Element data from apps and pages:
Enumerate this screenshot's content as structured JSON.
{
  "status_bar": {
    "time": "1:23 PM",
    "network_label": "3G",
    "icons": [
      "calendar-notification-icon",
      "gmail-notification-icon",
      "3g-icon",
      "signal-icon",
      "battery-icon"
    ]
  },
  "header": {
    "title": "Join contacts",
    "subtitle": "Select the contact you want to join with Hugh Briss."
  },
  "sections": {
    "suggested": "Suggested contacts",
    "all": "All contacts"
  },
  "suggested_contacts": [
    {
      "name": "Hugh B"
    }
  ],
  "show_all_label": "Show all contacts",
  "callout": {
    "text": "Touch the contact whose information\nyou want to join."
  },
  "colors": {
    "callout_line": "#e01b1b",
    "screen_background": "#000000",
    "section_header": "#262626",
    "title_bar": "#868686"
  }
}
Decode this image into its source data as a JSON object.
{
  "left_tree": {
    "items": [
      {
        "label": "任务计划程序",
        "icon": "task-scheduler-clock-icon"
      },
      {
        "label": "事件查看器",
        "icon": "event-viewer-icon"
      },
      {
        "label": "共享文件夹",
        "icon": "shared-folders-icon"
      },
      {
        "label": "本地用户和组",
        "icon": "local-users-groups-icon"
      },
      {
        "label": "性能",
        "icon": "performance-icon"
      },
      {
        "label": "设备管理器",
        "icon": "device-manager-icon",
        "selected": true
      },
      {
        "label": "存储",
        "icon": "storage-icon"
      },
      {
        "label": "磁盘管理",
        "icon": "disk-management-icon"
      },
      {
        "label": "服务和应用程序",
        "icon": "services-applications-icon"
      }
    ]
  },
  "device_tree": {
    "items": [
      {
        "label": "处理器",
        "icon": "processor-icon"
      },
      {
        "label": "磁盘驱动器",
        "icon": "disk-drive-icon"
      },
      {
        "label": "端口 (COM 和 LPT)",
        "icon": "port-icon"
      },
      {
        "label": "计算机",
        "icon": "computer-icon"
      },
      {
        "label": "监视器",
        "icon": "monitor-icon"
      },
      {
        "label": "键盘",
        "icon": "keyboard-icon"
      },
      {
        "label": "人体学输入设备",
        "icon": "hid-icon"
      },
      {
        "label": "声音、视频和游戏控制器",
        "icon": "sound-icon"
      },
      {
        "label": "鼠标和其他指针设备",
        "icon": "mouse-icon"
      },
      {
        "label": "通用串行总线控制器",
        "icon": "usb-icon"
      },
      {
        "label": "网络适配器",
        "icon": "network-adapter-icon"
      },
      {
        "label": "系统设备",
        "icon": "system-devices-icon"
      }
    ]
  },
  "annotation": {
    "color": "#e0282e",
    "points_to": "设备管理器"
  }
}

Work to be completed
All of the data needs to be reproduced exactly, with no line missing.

Response
Enumerate this screenshot's content as structured JSON.
{
  "status_bar": {
    "time": "1:23 PM",
    "network_label": "3G",
    "icons": [
      "calendar-notification-icon",
      "gmail-notification-icon",
      "3g-icon",
      "signal-icon",
      "battery-icon"
    ]
  },
  "header": {
    "title": "Join contacts",
    "subtitle": "Select the contact you want to join with Hugh Briss."
  },
  "sections": {
    "suggested": "Suggested contacts",
    "all": "All contacts"
  },
  "suggested_contacts": [
    {
      "name": "Hugh B"
    }
  ],
  "show_all_label": "Show all contacts",
  "callout": {
    "text": "Touch the contact whose information\nyou want to join."
  },
  "colors": {
    "callout_line": "#e01b1b",
    "screen_background": "#000000",
    "section_header": "#262626",
    "title_bar": "#868686"
  }
}
Decode this image into its source data as a JSON object.
{
  "left_tree": {
    "items": [
      {
        "label": "任务计划程序",
        "icon": "task-scheduler-clock-icon"
      },
      {
        "label": "事件查看器",
        "icon": "event-viewer-icon"
      },
      {
        "label": "共享文件夹",
        "icon": "shared-folders-icon"
      },
      {
        "label": "本地用户和组",
        "icon": "local-users-groups-icon"
      },
      {
        "label": "性能",
        "icon": "performance-icon"
      },
      {
        "label": "设备管理器",
        "icon": "device-manager-icon",
        "selected": true
      },
      {
        "label": "存储",
        "icon": "storage-icon"
      },
      {
        "label": "磁盘管理",
        "icon": "disk-management-icon"
      },
      {
        "label": "服务和应用程序",
        "icon": "services-applications-icon"
      }
    ]
  },
  "device_tree": {
    "items": [
      {
        "label": "处理器",
        "icon": "processor-icon"
      },
      {
        "label": "磁盘驱动器",
        "icon": "disk-drive-icon"
      },
      {
        "label": "端口 (COM 和 LPT)",
        "icon": "port-icon"
      },
      {
        "label": "计算机",
        "icon": "computer-icon"
      },
      {
        "label": "监视器",
        "icon": "monitor-icon"
      },
      {
        "label": "键盘",
        "icon": "keyboard-icon"
      },
      {
        "label": "人体学输入设备",
        "icon": "hid-icon"
      },
      {
        "label": "声音、视频和游戏控制器",
        "icon": "sound-icon"
      },
      {
        "label": "鼠标和其他指针设备",
        "icon": "mouse-icon"
      },
      {
        "label": "通用串行总线控制器",
        "icon": "usb-icon"
      },
      {
        "label": "网络适配器",
        "icon": "network-adapter-icon"
      },
      {
        "label": "系统设备",
        "icon": "system-devices-icon"
      }
    ]
  },
  "annotation": {
    "color": "#e0282e",
    "points_to": "设备管理器"
  }
}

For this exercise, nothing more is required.